Left:  fishing is vital to the fragile econony of remote Palmerston (picture courtesy of Rose Teai, Tahiti)
Fishing is vital to the Palmerston islanders
Sweeping the runway
Atiu residents have been out in force sweeping the island's runway after an Air Rarotonga plane punctured a tyre on landing.  An exposed piece of sharp coral was blamed for the blowout.  The island's MP has announced that Cabinet has just approved NZ$1.5 million to stabilise the coral surface.   Air Rarotonga managing director, Ewan Smith said he also discussing a long term solution which would involve laying a tarmac surface.
Landowners on remote Pukapuka have agreed to let the government use an acre of land to build a solar energy farm.  Roto villagers will get a one off payment of NZ$100,000 for the land.  Materials to build the farm will begin arriving next month.  The work is part of a major programme to deliver a hybrid energy generation system to the Northern group islands enabling them to get 95% of their power needs from renewable sources.   The NZ$20.5 million project is being funded by New Zealand.
Signed and sealed
Tagging a humpback whale
Three scientists and a marksman are risking their lives in the waters around Rarotonga to help scientists learn more about humpback whales.  Satellite transmitter tags are being attached to ten of the massive creatures, under the leadership of locally based and internationally acclaimed whale expert, Nan Hauser.
She described the task as "precasious" because it involves firing at each whale from between two and five metres away from their boat.  Each tag costs $3600 and it's taken Hauser years to save enough money to buy seven of them.
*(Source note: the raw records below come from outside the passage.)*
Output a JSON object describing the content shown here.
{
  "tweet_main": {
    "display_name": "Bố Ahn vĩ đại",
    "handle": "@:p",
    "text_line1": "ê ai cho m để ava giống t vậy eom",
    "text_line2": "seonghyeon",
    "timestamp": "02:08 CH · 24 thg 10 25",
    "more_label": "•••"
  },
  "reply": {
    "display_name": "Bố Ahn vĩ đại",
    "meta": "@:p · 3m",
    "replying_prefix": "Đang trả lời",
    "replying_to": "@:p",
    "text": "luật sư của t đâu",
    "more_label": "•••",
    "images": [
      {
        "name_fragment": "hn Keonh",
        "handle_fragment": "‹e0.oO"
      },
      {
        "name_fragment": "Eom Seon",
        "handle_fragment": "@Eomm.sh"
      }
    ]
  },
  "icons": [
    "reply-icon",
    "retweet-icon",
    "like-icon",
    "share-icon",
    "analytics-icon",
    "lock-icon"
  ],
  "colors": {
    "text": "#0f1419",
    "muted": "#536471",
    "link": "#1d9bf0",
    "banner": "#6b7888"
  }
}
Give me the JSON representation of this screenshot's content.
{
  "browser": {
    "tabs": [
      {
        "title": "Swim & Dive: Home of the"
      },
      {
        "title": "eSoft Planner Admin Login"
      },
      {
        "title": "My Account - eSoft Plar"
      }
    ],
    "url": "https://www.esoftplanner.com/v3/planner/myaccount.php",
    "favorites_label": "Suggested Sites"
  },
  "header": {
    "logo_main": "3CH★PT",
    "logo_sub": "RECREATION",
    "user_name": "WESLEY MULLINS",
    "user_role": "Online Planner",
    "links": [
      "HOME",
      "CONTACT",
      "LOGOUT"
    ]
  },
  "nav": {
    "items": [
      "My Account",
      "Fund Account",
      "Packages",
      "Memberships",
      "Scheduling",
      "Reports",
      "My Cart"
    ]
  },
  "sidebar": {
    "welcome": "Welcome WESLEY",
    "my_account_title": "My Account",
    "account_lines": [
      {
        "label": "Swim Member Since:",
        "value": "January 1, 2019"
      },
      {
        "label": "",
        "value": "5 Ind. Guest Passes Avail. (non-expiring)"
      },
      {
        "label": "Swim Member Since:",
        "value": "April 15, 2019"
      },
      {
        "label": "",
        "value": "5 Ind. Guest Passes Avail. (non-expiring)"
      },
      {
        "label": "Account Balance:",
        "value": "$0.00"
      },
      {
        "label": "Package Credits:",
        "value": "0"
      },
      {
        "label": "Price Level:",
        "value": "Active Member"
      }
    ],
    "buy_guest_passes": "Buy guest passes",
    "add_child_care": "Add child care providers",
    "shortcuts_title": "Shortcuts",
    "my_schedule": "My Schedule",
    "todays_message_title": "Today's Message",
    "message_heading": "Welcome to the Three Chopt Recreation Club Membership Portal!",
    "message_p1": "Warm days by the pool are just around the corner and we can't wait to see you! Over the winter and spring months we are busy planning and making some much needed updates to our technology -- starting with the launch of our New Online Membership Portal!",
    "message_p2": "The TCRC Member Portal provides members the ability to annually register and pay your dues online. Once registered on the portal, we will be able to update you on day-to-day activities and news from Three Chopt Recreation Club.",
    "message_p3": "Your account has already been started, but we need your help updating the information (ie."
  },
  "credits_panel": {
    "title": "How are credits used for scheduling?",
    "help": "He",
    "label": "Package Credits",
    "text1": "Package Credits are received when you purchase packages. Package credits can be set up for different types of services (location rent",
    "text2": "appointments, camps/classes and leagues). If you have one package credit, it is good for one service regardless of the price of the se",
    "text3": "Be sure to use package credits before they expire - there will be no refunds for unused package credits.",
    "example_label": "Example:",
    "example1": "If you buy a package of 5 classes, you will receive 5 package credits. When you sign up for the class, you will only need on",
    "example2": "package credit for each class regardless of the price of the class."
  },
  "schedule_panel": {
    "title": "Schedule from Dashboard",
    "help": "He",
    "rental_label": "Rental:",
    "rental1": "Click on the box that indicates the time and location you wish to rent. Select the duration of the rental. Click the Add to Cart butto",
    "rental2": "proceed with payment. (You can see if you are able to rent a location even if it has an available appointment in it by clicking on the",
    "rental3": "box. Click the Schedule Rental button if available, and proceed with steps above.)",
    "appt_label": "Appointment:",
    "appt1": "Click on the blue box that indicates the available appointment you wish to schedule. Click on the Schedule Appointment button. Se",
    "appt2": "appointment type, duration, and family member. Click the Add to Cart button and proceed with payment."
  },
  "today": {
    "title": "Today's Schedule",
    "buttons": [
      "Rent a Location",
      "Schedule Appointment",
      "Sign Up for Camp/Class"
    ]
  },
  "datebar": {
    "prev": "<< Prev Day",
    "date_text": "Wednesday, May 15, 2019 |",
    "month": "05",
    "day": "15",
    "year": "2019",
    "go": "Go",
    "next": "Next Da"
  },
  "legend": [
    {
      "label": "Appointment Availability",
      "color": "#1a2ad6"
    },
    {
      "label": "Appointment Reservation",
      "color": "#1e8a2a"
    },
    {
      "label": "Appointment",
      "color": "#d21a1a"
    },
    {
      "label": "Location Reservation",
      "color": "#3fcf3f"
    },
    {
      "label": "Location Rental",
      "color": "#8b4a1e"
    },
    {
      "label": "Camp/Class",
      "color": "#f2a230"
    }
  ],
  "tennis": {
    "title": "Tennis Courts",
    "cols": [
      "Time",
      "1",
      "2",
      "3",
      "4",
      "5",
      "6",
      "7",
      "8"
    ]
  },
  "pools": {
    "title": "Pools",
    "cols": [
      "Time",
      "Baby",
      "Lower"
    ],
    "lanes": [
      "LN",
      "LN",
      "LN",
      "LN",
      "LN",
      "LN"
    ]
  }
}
An eighth tag has been donated by Muri Beach Club Hotel and two more by Peter Seligmann who is head of Conservation International. 
You can follow the tagging work on Nan's blog.   This picture is courtesy of that site